By Brooke Singman , David Spunt , Bill Mears , Tyler Olson | Fox News
Special master will review records seized in FBI raid of Trump's home
A federal judge ordered Monday that an independent special master be appointed to review the records seized by the FBI during its raid of former President Trump's Mar-a-Lago home and ordered the Justice Department stop its own review of the material for investigative purposes.
U.S. District Judge from the Southern District of Florida Judge Aileen M. Cannon ordered that the special master be appointed to "review the seized property, manage assertions of privilege and make recommendations thereon, and evaluate claims for return of property."
"The Court hereby authorizes the appointment of a special master to review the seized property for personal items and documents and potentially privileged material subject to claims of attorney-client and/or executive privilege," the order states.
Fox News first reported last month that FBI agents seized boxes containing records covered by attorney-client privilege and potentially executive privilege during the raid.
Attorney-client privilege refers to a legal privilege that keeps communications between an attorney and their client confidential. It is unclear, at this point, if the records include communications between the former president and his private attorneys, White House counsel during the Trump administration or a combination.
A Department of Justice "taint" or "filter" team had been reviewing those documents, but Cannon's Monday order temporarily halts that review.
"Furthermore, in natural conjunction with that appointment, and consistent with the value and sequence of special master procedures, the Court also temporarily enjoins the Government from reviewing and using the seized materials for investigative purposes pending completion of the special master’s review or further Court order."
The order, though, "shall not impede the classification review and/or intelligence assessment by the Office of the Director of National Intelligence ("ODNI") as described in the Government’s Notice of Receipt of Preliminary Order."

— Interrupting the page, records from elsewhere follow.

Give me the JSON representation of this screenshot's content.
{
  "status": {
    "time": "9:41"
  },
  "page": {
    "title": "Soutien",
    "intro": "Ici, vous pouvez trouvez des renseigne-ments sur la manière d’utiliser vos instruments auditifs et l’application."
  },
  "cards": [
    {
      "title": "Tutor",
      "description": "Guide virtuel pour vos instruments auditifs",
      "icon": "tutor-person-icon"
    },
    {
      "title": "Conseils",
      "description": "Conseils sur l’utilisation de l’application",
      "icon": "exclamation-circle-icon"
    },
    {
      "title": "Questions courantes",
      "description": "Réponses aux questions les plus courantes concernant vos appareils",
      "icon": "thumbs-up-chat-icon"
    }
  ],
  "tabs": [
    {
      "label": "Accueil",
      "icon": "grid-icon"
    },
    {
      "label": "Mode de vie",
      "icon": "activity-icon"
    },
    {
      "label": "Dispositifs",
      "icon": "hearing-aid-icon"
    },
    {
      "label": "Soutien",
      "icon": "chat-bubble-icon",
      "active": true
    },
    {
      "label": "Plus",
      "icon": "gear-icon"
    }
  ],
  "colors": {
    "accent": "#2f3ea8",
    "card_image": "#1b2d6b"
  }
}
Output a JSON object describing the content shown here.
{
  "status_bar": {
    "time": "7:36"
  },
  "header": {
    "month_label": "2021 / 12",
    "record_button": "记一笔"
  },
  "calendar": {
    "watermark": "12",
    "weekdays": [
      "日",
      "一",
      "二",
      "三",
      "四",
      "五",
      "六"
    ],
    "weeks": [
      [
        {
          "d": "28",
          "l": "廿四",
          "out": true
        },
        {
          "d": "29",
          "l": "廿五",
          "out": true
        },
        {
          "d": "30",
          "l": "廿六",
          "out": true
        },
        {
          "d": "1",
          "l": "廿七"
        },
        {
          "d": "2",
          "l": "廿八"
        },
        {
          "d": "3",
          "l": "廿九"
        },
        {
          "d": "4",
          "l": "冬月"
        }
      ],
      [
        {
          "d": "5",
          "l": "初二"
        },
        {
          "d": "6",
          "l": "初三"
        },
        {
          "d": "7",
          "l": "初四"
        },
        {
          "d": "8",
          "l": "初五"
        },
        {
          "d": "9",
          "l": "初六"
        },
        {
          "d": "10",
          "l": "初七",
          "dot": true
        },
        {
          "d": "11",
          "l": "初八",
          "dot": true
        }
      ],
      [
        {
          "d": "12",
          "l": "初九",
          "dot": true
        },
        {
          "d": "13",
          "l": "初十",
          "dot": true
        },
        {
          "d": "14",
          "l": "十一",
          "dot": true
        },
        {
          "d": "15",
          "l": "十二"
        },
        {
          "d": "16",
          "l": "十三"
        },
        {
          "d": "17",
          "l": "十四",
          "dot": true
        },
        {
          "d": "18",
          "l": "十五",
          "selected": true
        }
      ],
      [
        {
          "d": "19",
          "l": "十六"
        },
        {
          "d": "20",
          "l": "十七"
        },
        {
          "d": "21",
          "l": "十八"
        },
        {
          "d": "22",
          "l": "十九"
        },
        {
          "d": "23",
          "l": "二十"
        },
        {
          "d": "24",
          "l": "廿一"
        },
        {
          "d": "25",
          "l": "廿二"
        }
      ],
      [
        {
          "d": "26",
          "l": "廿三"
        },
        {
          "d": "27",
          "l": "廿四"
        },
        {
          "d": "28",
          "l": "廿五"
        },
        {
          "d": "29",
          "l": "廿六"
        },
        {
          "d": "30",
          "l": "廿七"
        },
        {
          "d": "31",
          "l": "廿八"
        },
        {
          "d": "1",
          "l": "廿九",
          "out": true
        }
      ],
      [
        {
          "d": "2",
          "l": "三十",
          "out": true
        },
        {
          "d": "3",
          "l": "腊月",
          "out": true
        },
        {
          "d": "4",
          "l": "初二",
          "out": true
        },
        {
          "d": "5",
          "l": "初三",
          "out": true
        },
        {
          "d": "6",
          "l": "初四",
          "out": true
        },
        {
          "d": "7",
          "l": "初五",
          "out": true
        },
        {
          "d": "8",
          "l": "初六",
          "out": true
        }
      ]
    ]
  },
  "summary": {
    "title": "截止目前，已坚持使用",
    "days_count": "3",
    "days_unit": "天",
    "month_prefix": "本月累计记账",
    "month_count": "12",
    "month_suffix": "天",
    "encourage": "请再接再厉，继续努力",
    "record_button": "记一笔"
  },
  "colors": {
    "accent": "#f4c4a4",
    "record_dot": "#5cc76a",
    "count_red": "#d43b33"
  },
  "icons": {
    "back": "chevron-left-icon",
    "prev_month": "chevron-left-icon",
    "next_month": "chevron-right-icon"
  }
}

Trump's legal team last month asked Cannon to appoint a special master in the wake of the unprecedented search of his property, arguing that the DOJ's "Privilege Review Team" should not be the final arbiter of whether its actions were proper in such a high-profile case and that the review team's scope was too narrow.
"We need to take a deep breath. These are presidential records in the hands of the 45th president at a place which was used frequently for work during his presidency," Trump attorney Christopher Kise said in a hearing Thursday.
Meanwhile, federal prosecutors during the hearing last week argued that appointing a special master would delay their investigation, that Trump didn't have standing for his request and that he didn't have a right to possess the classified documents.
"He is no longer the president, and because he is not … he was unlawfully in possession of them," DOJ attorney Jay Bratt said of the documents the FBI took from Trump's home.
A more detailed list of documents taken from Trump's home revealed that dozens of highly classified documents, and even empty folders with classified markings, were among the items the FBI seized.
"Some of those records included the most highly classified records in the U.S. There was no place at that property [Mar-a-Lago] that was authorized for those records," DOJ prosecutor Julie Edelstein said Thursday.
Cannon's ruling came after she declined to rule on the request from the bench at a Thursday hearing over Trump's motion. The judge said then she would announce her ruling "in due course."
Cannon did, however, indicate that she was leaning toward appointing a special master.
Last week, Cannon announced in an order her "preliminary intent" to grant Trump's request. And she seemed skeptical of some of the government's arguments in Thursday's hearing.
"What is the harm of appointing a special master?" she said. "What is your articulation of harm other than the general concern that it would delay a criminal investigation?"
The government conducted the initial search of Trump's home in response to what it believes to be a violation of federal laws: 18 USC 793 — gathering, transmitting or losing defense information; 18 USC 2071 — concealment, removal or mutilation; and 18 USC 1519 — destruction, alteration or falsification of records in Federal investigations.
Attorney General Merrick Garland said he personally approved the search of Trump's home.
What about Hillary's obstruction?
BY JONATHAN TURLEY | Hot Air.com
Later, more classified material was found on the laptop of former congressman Anthony Weiner (D-N.Y.), who was married to top Clinton aide Huma Abedin — 49,000 emails potentially relevant to the Clinton investigation.
After Congress sought these emails, Clinton’s staff unilaterally destroyed thousands of emails with BleachBit. Clinton was aware that Congress and the State Department were seeking the emails in 2014. Her lawyers turned over about 30,000 work-related emails to the State Department and deleted 33,000 others while insisting they unilaterally deemed them “personal.” …
With Hillary Clinton selling “But Her Emails” hats at $30 a pop, Merrick Garland will have to explain the prospect of one politician going to jail while the other goes retail.